Bryce Haymond said...

Now that's the spirit! :)

Peter said...

I think you hit the nail on the head. It may not be what colour/ type the bread is. If it's a revelation, perhaps it's just an obedience one...
You have sustained your stake president, as such you are bound to uphold "his law"in church matters (for lack of a better word at this hour). For you it might not matter if it's white or not but it should matter about following your leaders orders.
Sometimes it's not about understanding it's just about following.
I have still need to learn that principal though.

Andrew I. Miller said...

On the other hand, lifeonaplate has a valid point. If your leader were Judas, and he asked you to help him betray the Lord, I'm pretty sure you wouldn't be under any obligation to do so. I think if counsel seriously offends the spirit, you're under no obligation to follow it. I think that's what Brigham Young was talking about (see above). However, if it is something that doesn't seem to offend the spirit (white bread for the sacrament, for example), even if it doesn't seem important, you should follow the counsel.


What do you think? I'm really trying to work through this issue. It seems to be a real paradox in some ways.

Bryce Haymond said...

I think you're right. There have been cases when entire stakes have gone into apostasy by following their leadership (e.g. processions before sacrament meeting, etc.). But I think those cases are few and far between. I believe that for the most part we can follow our leaders, and we should seek spiritual confirmation in following them. They are under constant supervision by the authorities over them, which ultimately leads us back to Christ.

RoAnn said...

Interesting discussion! Sometimes we can get all worked up over things that are ultimately unimportant.

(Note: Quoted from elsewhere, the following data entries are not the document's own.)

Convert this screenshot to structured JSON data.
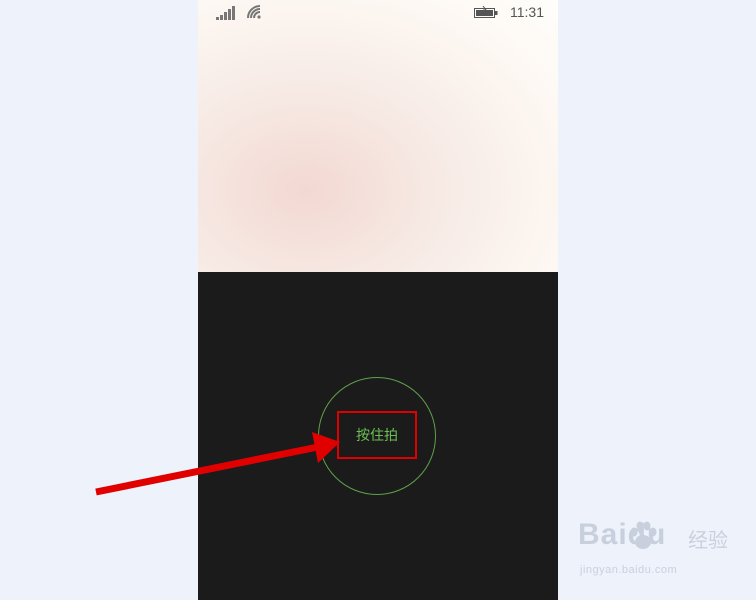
{
  "status_bar": {
    "time": "11:31",
    "icons": [
      "signal-icon",
      "wifi-icon",
      "battery-icon"
    ]
  },
  "camera": {
    "shutter_label": "按住拍"
  },
  "watermark": {
    "logo": "Baidu",
    "product": "经验",
    "url": "jingyan.baidu.com"
  },
  "colors": {
    "page_background": "#eef2fb",
    "control_background": "#1b1b1b",
    "shutter_ring": "#5fa14a",
    "shutter_text": "#6cbf55",
    "annotation": "#e00000"
  }
}
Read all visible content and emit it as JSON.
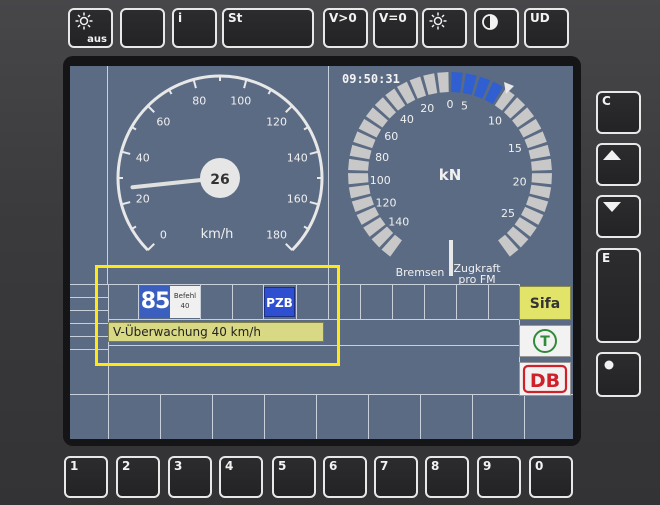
{
  "top_keys": [
    {
      "label": "☼",
      "sub": "aus",
      "icon": "sun-icon"
    },
    {
      "label": "",
      "sub": "",
      "icon": ""
    },
    {
      "label": "i",
      "sub": "",
      "icon": ""
    },
    {
      "label": "St",
      "sub": "",
      "icon": ""
    },
    {
      "label": "V>0",
      "sub": "",
      "icon": ""
    },
    {
      "label": "V=0",
      "sub": "",
      "icon": ""
    },
    {
      "label": "☼",
      "sub": "",
      "icon": "sun-icon"
    },
    {
      "label": "",
      "sub": "",
      "icon": "contrast-icon"
    },
    {
      "label": "UD",
      "sub": "",
      "icon": ""
    }
  ],
  "side_keys": [
    {
      "label": "C",
      "icon": ""
    },
    {
      "label": "",
      "icon": "triangle-up-icon"
    },
    {
      "label": "",
      "icon": "triangle-down-icon"
    },
    {
      "label": "E",
      "icon": ""
    },
    {
      "label": "",
      "icon": "dot-icon"
    }
  ],
  "bottom_keys": [
    "1",
    "2",
    "3",
    "4",
    "5",
    "6",
    "7",
    "8",
    "9",
    "0"
  ],
  "clock": "09:50:31",
  "speedometer": {
    "ticks": [
      "0",
      "20",
      "40",
      "60",
      "80",
      "100",
      "120",
      "140",
      "160",
      "180"
    ],
    "current_speed": "26",
    "current_speed_value": 26,
    "unit": "km/h",
    "max": 180
  },
  "force_gauge": {
    "unit": "kN",
    "brake_ticks": [
      "0",
      "20",
      "40",
      "60",
      "80",
      "100",
      "120",
      "140"
    ],
    "traction_ticks": [
      "5",
      "10",
      "15",
      "20",
      "25"
    ],
    "label_brake": "Bremsen",
    "label_traction": "Zugkraft",
    "label_traction_sub": "pro FM",
    "active_color": "#2f5fd0",
    "inactive_color": "#c8c8c8"
  },
  "indicators": {
    "speed_limit": "85",
    "befehl_label": "Befehl",
    "befehl_value": "40",
    "pzb": "PZB",
    "sifa": "Sifa",
    "t_symbol": "T",
    "db_logo": "DB"
  },
  "message": "V-Überwachung 40 km/h",
  "colors": {
    "screen_bg": "#5b6b84",
    "highlight": "#ffe81a",
    "message_bg": "#d8d885"
  }
}
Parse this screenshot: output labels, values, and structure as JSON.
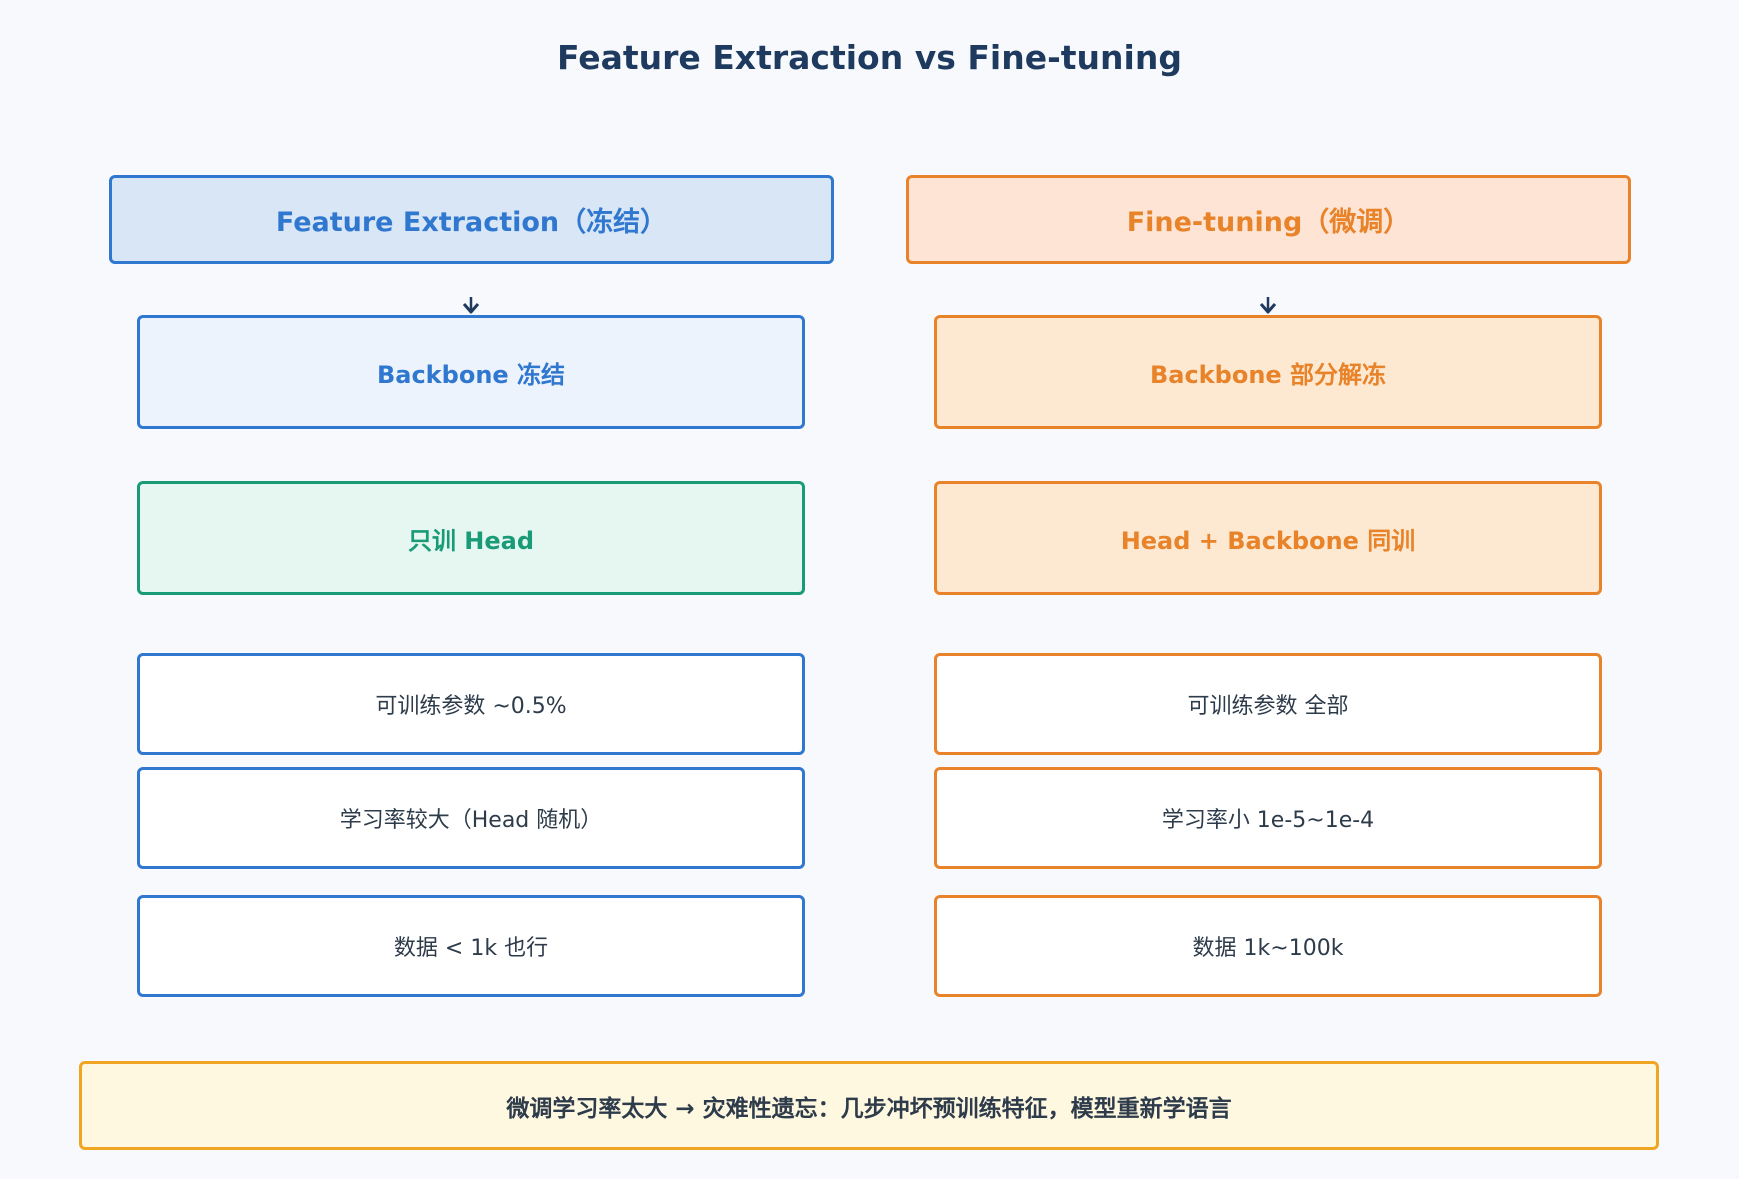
{
  "title": "Feature Extraction vs Fine-tuning",
  "left": {
    "header": "Feature Extraction（冻结）",
    "step1": "Backbone 冻结",
    "step2": "只训 Head",
    "info": [
      "可训练参数 ~0.5%",
      "学习率较大（Head 随机）",
      "数据 < 1k 也行"
    ]
  },
  "right": {
    "header": "Fine-tuning（微调）",
    "step1": "Backbone 部分解冻",
    "step2": "Head + Backbone 同训",
    "info": [
      "可训练参数 全部",
      "学习率小 1e-5~1e-4",
      "数据 1k~100k"
    ]
  },
  "warning": "微调学习率太大 → 灾难性遗忘：几步冲坏预训练特征，模型重新学语言",
  "colors": {
    "title": "#1f3a5f",
    "blue": "#2f77cf",
    "orange": "#e8832a",
    "green": "#1a9b78",
    "warning_border": "#f0a623"
  }
}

I think I'm also with Nibley on this; with the caveat Andrew mentioned when he said, "if it is something that doesn't seem to offend the spirit (white bread for the sacrament, for example), even if it doesn't seem important, you should follow the counsel."